Records: Begin

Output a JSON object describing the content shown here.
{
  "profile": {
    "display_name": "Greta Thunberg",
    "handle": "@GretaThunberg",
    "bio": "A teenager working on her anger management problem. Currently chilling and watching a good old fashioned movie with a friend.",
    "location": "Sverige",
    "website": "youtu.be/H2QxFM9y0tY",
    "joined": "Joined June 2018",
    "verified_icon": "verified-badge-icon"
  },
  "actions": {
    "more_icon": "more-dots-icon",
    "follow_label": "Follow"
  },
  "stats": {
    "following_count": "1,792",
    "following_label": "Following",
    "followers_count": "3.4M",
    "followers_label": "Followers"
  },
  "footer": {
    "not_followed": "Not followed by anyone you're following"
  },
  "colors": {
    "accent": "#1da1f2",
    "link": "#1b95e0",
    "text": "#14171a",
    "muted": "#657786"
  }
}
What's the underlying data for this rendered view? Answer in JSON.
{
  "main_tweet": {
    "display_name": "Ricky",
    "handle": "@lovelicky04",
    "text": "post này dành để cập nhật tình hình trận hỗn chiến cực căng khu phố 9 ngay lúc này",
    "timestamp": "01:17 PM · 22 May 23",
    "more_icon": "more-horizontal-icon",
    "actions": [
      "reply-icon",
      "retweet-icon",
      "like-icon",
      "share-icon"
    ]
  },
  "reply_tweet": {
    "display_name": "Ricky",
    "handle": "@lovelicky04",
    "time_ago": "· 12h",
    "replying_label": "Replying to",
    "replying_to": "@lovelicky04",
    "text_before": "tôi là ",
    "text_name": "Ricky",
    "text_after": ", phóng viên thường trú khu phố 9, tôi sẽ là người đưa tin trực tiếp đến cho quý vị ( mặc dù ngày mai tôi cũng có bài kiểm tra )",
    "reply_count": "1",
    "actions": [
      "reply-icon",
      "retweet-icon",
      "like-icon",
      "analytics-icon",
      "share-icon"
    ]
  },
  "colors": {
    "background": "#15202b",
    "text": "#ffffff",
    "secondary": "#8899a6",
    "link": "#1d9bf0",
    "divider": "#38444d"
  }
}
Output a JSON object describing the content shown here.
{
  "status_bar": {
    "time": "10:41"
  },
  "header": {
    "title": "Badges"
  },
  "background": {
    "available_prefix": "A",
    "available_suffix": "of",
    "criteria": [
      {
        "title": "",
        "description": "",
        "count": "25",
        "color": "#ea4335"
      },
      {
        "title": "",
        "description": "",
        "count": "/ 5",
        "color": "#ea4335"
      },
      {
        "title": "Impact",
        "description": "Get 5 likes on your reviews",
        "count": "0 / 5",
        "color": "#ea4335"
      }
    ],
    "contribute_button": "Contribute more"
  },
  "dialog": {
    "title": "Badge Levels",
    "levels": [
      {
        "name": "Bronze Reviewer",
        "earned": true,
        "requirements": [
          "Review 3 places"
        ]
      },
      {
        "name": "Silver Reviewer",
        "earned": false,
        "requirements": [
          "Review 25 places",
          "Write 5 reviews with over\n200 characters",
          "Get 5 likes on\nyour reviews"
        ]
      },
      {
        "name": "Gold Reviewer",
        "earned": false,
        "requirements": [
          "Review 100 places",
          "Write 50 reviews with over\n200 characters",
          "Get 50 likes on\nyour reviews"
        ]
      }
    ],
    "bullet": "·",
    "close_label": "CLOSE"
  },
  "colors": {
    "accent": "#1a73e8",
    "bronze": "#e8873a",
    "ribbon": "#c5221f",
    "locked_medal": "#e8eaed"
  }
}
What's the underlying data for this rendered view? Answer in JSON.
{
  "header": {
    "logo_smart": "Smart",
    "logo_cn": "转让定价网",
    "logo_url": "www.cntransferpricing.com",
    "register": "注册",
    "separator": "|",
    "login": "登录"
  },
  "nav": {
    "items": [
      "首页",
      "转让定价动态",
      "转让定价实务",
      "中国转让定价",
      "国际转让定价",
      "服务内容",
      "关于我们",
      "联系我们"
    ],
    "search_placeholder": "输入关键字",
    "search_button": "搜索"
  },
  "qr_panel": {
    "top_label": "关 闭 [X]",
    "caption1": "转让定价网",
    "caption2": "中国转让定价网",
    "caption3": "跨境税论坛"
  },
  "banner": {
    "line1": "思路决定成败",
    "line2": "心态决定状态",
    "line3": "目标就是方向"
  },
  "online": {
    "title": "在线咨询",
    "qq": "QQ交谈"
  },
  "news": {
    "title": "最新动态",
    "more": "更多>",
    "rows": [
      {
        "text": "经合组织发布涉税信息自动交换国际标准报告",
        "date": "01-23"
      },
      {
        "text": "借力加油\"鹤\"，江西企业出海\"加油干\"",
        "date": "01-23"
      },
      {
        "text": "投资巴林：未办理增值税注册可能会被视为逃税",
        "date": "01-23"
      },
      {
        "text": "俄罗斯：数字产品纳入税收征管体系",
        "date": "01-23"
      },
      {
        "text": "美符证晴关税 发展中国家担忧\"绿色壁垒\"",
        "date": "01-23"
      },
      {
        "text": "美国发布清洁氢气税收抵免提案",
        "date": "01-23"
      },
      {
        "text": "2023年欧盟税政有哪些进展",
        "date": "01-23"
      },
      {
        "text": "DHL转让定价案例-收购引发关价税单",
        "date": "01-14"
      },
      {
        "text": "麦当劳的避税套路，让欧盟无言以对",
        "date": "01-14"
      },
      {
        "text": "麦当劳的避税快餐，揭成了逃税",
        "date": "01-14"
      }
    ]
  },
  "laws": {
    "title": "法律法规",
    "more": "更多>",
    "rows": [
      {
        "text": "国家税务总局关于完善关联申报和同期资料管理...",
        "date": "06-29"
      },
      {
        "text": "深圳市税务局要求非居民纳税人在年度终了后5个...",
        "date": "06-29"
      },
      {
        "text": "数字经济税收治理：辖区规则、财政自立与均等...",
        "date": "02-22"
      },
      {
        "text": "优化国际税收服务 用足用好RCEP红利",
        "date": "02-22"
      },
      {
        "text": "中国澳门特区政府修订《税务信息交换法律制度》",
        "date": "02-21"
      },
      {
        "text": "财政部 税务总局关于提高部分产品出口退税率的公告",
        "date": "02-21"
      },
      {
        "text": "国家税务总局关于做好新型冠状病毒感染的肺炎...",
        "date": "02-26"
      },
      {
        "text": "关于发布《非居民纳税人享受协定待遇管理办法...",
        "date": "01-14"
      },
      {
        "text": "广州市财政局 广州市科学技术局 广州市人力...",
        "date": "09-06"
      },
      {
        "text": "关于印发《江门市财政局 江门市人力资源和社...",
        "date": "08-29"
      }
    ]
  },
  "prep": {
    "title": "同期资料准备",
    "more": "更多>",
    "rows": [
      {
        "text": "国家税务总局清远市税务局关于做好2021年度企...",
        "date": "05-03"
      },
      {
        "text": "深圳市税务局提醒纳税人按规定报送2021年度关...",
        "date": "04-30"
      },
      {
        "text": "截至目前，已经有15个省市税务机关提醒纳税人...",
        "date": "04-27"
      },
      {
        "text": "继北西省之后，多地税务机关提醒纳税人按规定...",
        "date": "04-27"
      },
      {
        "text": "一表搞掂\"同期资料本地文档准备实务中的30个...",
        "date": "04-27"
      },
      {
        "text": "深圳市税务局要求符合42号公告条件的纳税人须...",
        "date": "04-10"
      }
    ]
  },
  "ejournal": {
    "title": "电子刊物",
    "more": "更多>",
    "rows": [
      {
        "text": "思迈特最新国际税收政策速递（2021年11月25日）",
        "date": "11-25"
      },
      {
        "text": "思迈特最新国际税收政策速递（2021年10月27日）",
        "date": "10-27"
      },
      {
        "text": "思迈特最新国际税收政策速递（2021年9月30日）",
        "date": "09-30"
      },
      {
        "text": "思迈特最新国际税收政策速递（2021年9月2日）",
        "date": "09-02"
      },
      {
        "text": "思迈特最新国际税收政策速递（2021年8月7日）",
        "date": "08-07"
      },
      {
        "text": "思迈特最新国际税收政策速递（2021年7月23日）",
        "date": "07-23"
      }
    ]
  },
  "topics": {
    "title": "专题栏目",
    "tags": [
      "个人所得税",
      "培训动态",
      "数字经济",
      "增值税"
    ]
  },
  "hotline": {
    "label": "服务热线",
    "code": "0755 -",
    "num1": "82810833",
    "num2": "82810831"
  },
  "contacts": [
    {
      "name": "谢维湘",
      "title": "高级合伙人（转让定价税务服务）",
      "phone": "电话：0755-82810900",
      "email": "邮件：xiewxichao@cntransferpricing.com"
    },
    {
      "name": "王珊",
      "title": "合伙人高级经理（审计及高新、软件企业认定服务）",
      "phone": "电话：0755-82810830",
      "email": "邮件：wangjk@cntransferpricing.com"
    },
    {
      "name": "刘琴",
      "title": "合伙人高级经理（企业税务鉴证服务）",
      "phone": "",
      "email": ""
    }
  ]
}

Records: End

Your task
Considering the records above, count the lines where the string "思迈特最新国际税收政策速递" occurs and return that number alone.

Result
6